§ **EXERCISE INSTRUCTIONS**
Restate the records exactly. Include all of them.

[SOURCE MATERIAL Boundary: Start]

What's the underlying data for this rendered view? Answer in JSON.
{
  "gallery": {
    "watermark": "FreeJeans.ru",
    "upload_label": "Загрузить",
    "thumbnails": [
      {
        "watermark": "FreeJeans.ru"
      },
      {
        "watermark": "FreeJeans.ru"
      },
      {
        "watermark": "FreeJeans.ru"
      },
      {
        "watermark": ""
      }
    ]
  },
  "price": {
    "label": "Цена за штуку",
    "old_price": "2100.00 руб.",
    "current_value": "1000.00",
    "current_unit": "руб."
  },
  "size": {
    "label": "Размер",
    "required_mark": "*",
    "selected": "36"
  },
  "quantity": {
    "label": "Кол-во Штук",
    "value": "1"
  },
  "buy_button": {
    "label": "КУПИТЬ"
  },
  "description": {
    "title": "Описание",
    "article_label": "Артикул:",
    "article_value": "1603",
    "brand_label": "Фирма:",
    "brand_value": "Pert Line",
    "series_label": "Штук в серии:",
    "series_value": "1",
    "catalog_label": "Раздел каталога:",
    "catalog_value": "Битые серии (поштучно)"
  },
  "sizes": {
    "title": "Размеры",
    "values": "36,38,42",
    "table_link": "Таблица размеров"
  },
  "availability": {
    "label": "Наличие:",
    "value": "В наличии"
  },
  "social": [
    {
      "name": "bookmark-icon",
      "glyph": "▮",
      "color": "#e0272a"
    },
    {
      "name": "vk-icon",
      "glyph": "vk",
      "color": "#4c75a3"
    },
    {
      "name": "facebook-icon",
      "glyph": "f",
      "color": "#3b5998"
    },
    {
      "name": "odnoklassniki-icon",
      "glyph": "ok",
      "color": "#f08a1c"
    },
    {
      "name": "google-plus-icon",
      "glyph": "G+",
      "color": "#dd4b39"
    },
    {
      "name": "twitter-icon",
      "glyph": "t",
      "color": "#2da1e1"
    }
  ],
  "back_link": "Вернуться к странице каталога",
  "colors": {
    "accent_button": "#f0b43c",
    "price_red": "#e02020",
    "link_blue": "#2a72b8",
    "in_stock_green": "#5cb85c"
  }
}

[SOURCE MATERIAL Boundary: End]

§ **SOLUTION TO THIS EXERCISE**
What's the underlying data for this rendered view? Answer in JSON.
{
  "gallery": {
    "watermark": "FreeJeans.ru",
    "upload_label": "Загрузить",
    "thumbnails": [
      {
        "watermark": "FreeJeans.ru"
      },
      {
        "watermark": "FreeJeans.ru"
      },
      {
        "watermark": "FreeJeans.ru"
      },
      {
        "watermark": ""
      }
    ]
  },
  "price": {
    "label": "Цена за штуку",
    "old_price": "2100.00 руб.",
    "current_value": "1000.00",
    "current_unit": "руб."
  },
  "size": {
    "label": "Размер",
    "required_mark": "*",
    "selected": "36"
  },
  "quantity": {
    "label": "Кол-во Штук",
    "value": "1"
  },
  "buy_button": {
    "label": "КУПИТЬ"
  },
  "description": {
    "title": "Описание",
    "article_label": "Артикул:",
    "article_value": "1603",
    "brand_label": "Фирма:",
    "brand_value": "Pert Line",
    "series_label": "Штук в серии:",
    "series_value": "1",
    "catalog_label": "Раздел каталога:",
    "catalog_value": "Битые серии (поштучно)"
  },
  "sizes": {
    "title": "Размеры",
    "values": "36,38,42",
    "table_link": "Таблица размеров"
  },
  "availability": {
    "label": "Наличие:",
    "value": "В наличии"
  },
  "social": [
    {
      "name": "bookmark-icon",
      "glyph": "▮",
      "color": "#e0272a"
    },
    {
      "name": "vk-icon",
      "glyph": "vk",
      "color": "#4c75a3"
    },
    {
      "name": "facebook-icon",
      "glyph": "f",
      "color": "#3b5998"
    },
    {
      "name": "odnoklassniki-icon",
      "glyph": "ok",
      "color": "#f08a1c"
    },
    {
      "name": "google-plus-icon",
      "glyph": "G+",
      "color": "#dd4b39"
    },
    {
      "name": "twitter-icon",
      "glyph": "t",
      "color": "#2da1e1"
    }
  ],
  "back_link": "Вернуться к странице каталога",
  "colors": {
    "accent_button": "#f0b43c",
    "price_red": "#e02020",
    "link_blue": "#2a72b8",
    "in_stock_green": "#5cb85c"
  }
}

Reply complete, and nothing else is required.